Hymenocallis caroliniana (L.) Herb.
CC = 8
CW = -5
MOC = 9
Family - Liliaceae
Habit - Perennial with large, stout bulbs.
Stems - Aerial stems erect, to 75 cm, unbranched, glabrous, slightly flattened.
Leaves - Basal, to 65 cm, linear and straplike, slightly folded longitudinally, glabrous, often glaucous.
Inflorescences - Terminal at the tips of aerial stems, umbels of 2-6 flowers, subtended by a whorl of 2-6 bracts, these 3-5 cm long, linear to narrowly triangular, white and papery at maturity.
Flowers - Sessile, ascending to spreading. Perianth 12-25 cm long, fused into a narrow tube in the lower half, the lobes linear, spreading, white. Broadly funnelform corona of petaloid tissue 3-4 cm long present inside the perianth lobes at the top of the perianth tube. Stamens 6, fused to the corona. Style 1, slender, the stigma capitate. Ovary inferior, with 3 locules, each with 2 ovules.
Fruits - Ovoid, soft-walled capsules, 15-25 mm long.
Flowering - July - August.
Habitat - Swamps, wet bottomland forests.
Origin - Native to the U.S.
Lookalikes - None.
Other info. - This bizarre but beautiful species is found in Missouri only in the bootheel region. Beyond Missouri its range extends southeastward into the Deep South. When flowering the plant is impossible to mistake for anything else in the state. The seeds are relatively large and soft, with the capsules frequently appearing lumpy because of uneven seed development within each locule. The flowers are fragrant, and the plant deserves wider cultivation as a striking addition to the ornamental garden.

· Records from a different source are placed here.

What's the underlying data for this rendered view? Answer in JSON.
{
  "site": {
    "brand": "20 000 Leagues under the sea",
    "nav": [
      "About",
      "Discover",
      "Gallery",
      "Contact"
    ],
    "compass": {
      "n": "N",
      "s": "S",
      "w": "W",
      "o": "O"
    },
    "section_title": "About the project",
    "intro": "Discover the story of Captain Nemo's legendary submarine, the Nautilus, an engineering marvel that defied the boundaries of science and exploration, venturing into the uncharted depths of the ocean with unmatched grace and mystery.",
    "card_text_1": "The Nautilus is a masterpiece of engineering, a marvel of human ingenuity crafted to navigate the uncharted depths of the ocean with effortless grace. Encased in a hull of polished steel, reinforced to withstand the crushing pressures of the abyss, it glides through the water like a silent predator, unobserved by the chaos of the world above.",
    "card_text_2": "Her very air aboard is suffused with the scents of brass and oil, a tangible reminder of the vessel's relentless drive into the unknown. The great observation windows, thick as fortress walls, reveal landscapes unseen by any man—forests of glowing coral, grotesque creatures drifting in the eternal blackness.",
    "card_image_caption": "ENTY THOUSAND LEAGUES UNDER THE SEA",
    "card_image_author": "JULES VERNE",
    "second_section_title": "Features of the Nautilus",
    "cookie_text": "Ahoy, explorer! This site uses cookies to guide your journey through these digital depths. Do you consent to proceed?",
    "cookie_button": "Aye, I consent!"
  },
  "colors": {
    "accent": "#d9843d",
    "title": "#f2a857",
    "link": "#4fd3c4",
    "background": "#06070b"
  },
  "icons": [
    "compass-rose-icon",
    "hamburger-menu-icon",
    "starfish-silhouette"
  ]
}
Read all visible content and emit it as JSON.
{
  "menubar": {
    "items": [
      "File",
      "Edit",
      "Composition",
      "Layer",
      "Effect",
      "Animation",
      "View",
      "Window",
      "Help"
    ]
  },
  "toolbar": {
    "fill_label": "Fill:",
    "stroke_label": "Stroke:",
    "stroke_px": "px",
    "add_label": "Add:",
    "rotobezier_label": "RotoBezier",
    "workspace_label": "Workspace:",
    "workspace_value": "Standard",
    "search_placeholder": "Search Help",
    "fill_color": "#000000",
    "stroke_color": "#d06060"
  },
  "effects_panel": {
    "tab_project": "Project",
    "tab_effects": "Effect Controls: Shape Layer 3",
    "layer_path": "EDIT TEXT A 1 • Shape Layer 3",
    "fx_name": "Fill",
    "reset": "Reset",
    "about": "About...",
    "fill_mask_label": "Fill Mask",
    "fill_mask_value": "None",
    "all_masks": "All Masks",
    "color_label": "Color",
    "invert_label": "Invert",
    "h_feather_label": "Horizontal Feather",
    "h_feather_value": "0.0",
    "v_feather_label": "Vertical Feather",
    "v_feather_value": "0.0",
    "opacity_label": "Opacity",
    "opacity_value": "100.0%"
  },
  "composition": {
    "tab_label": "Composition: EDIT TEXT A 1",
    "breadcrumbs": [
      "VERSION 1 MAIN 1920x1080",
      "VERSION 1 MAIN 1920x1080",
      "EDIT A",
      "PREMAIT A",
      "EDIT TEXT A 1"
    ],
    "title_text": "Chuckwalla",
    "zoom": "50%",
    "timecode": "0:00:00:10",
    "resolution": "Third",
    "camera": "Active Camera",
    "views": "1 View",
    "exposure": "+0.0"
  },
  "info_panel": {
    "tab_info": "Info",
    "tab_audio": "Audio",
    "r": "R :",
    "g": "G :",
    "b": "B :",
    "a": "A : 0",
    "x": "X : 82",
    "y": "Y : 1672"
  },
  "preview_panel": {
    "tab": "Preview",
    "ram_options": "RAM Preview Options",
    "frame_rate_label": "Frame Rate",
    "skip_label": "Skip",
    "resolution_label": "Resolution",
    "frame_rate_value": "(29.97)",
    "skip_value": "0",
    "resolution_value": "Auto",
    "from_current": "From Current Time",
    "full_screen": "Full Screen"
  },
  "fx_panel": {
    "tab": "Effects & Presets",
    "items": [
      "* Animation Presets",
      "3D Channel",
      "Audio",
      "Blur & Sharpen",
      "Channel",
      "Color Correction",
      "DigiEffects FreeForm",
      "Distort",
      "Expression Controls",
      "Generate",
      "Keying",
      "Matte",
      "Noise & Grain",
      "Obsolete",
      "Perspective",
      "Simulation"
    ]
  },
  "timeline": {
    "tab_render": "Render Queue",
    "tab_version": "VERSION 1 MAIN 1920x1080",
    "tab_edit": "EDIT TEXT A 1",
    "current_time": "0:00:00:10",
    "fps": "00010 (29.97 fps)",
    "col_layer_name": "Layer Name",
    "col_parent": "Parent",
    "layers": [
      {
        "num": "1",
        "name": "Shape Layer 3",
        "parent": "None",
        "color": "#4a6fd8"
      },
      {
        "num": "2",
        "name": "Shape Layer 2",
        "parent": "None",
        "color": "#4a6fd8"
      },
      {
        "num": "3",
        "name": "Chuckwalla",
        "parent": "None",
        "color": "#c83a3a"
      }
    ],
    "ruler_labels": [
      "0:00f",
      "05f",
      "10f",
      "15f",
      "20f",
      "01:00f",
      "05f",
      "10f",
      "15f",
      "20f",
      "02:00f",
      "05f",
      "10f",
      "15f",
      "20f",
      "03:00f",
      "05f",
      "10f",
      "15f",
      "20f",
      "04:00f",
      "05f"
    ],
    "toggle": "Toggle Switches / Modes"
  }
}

Photographs taken at Otter Slough Conservation Area, Stoddard County, MO, 7-31-2015 and 8-15-2021, and Duck Creek Conservation Area, Stoddard County, MO, 8-12-2015 (SRTurner).